◆ **TASK**
Output all of the entries exactly as they are given.

:::

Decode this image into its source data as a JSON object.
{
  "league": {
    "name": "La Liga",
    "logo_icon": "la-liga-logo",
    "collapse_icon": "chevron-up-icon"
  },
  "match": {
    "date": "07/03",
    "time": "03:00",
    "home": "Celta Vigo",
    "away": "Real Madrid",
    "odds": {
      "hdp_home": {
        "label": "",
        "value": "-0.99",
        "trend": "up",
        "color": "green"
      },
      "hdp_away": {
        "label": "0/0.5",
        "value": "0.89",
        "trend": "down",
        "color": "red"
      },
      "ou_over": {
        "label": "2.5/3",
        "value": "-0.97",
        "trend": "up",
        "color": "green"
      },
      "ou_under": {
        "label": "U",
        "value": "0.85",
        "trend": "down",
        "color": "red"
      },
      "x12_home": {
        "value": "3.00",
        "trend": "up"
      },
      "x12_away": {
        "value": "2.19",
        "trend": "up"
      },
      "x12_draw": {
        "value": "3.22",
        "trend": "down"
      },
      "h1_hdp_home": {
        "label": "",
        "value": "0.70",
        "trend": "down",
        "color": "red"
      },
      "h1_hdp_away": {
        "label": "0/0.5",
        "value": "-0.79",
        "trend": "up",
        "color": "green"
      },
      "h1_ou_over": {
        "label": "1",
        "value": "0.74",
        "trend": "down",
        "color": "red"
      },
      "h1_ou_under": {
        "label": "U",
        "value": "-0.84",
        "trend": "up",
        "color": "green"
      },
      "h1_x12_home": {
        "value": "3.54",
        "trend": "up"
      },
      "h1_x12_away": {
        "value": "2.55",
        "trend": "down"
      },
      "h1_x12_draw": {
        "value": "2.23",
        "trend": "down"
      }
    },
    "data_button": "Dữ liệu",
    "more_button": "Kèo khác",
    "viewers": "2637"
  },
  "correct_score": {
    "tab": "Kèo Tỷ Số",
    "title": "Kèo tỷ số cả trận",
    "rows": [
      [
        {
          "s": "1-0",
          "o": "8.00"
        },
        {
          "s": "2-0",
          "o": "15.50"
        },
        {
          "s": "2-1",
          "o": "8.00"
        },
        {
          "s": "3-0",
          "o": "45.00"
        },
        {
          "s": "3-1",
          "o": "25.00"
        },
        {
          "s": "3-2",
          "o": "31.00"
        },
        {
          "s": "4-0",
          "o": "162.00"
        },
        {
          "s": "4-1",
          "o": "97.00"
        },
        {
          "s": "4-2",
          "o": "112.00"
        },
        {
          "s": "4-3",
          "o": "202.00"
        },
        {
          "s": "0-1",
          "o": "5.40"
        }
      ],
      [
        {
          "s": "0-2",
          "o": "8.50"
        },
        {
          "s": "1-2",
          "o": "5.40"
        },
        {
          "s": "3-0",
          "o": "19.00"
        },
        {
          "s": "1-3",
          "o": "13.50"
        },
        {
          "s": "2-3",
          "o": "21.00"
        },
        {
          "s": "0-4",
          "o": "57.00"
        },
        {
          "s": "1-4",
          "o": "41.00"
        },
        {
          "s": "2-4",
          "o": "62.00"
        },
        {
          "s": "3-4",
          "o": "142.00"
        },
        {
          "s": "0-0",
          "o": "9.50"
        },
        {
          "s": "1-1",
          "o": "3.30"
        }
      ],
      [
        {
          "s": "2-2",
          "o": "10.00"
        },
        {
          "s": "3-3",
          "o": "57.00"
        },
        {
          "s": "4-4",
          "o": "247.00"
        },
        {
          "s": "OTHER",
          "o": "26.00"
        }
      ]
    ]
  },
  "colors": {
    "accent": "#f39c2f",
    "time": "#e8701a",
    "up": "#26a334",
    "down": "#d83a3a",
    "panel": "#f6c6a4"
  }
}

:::

◆ **SOLUTION TO THE PROBLEM**
Decode this image into its source data as a JSON object.
{
  "league": {
    "name": "La Liga",
    "logo_icon": "la-liga-logo",
    "collapse_icon": "chevron-up-icon"
  },
  "match": {
    "date": "07/03",
    "time": "03:00",
    "home": "Celta Vigo",
    "away": "Real Madrid",
    "odds": {
      "hdp_home": {
        "label": "",
        "value": "-0.99",
        "trend": "up",
        "color": "green"
      },
      "hdp_away": {
        "label": "0/0.5",
        "value": "0.89",
        "trend": "down",
        "color": "red"
      },
      "ou_over": {
        "label": "2.5/3",
        "value": "-0.97",
        "trend": "up",
        "color": "green"
      },
      "ou_under": {
        "label": "U",
        "value": "0.85",
        "trend": "down",
        "color": "red"
      },
      "x12_home": {
        "value": "3.00",
        "trend": "up"
      },
      "x12_away": {
        "value": "2.19",
        "trend": "up"
      },
      "x12_draw": {
        "value": "3.22",
        "trend": "down"
      },
      "h1_hdp_home": {
        "label": "",
        "value": "0.70",
        "trend": "down",
        "color": "red"
      },
      "h1_hdp_away": {
        "label": "0/0.5",
        "value": "-0.79",
        "trend": "up",
        "color": "green"
      },
      "h1_ou_over": {
        "label": "1",
        "value": "0.74",
        "trend": "down",
        "color": "red"
      },
      "h1_ou_under": {
        "label": "U",
        "value": "-0.84",
        "trend": "up",
        "color": "green"
      },
      "h1_x12_home": {
        "value": "3.54",
        "trend": "up"
      },
      "h1_x12_away": {
        "value": "2.55",
        "trend": "down"
      },
      "h1_x12_draw": {
        "value": "2.23",
        "trend": "down"
      }
    },
    "data_button": "Dữ liệu",
    "more_button": "Kèo khác",
    "viewers": "2637"
  },
  "correct_score": {
    "tab": "Kèo Tỷ Số",
    "title": "Kèo tỷ số cả trận",
    "rows": [
      [
        {
          "s": "1-0",
          "o": "8.00"
        },
        {
          "s": "2-0",
          "o": "15.50"
        },
        {
          "s": "2-1",
          "o": "8.00"
        },
        {
          "s": "3-0",
          "o": "45.00"
        },
        {
          "s": "3-1",
          "o": "25.00"
        },
        {
          "s": "3-2",
          "o": "31.00"
        },
        {
          "s": "4-0",
          "o": "162.00"
        },
        {
          "s": "4-1",
          "o": "97.00"
        },
        {
          "s": "4-2",
          "o": "112.00"
        },
        {
          "s": "4-3",
          "o": "202.00"
        },
        {
          "s": "0-1",
          "o": "5.40"
        }
      ],
      [
        {
          "s": "0-2",
          "o": "8.50"
        },
        {
          "s": "1-2",
          "o": "5.40"
        },
        {
          "s": "3-0",
          "o": "19.00"
        },
        {
          "s": "1-3",
          "o": "13.50"
        },
        {
          "s": "2-3",
          "o": "21.00"
        },
        {
          "s": "0-4",
          "o": "57.00"
        },
        {
          "s": "1-4",
          "o": "41.00"
        },
        {
          "s": "2-4",
          "o": "62.00"
        },
        {
          "s": "3-4",
          "o": "142.00"
        },
        {
          "s": "0-0",
          "o": "9.50"
        },
        {
          "s": "1-1",
          "o": "3.30"
        }
      ],
      [
        {
          "s": "2-2",
          "o": "10.00"
        },
        {
          "s": "3-3",
          "o": "57.00"
        },
        {
          "s": "4-4",
          "o": "247.00"
        },
        {
          "s": "OTHER",
          "o": "26.00"
        }
      ]
    ]
  },
  "colors": {
    "accent": "#f39c2f",
    "time": "#e8701a",
    "up": "#26a334",
    "down": "#d83a3a",
    "panel": "#f6c6a4"
  }
}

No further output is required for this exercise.